[Dataset excerpts]
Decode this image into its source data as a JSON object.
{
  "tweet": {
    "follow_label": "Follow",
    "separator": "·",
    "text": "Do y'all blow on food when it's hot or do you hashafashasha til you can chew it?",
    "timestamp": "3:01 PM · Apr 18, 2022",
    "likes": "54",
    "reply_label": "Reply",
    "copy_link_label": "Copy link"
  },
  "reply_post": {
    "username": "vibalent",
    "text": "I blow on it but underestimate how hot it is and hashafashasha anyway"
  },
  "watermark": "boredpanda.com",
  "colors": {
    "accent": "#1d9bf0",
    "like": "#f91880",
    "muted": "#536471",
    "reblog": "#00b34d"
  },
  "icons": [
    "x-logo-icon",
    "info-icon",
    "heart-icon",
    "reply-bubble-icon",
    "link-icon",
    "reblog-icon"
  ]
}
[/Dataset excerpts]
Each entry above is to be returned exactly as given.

Reply to the task:
Decode this image into its source data as a JSON object.
{
  "tweet": {
    "follow_label": "Follow",
    "separator": "·",
    "text": "Do y'all blow on food when it's hot or do you hashafashasha til you can chew it?",
    "timestamp": "3:01 PM · Apr 18, 2022",
    "likes": "54",
    "reply_label": "Reply",
    "copy_link_label": "Copy link"
  },
  "reply_post": {
    "username": "vibalent",
    "text": "I blow on it but underestimate how hot it is and hashafashasha anyway"
  },
  "watermark": "boredpanda.com",
  "colors": {
    "accent": "#1d9bf0",
    "like": "#f91880",
    "muted": "#536471",
    "reblog": "#00b34d"
  },
  "icons": [
    "x-logo-icon",
    "info-icon",
    "heart-icon",
    "reply-bubble-icon",
    "link-icon",
    "reblog-icon"
  ]
}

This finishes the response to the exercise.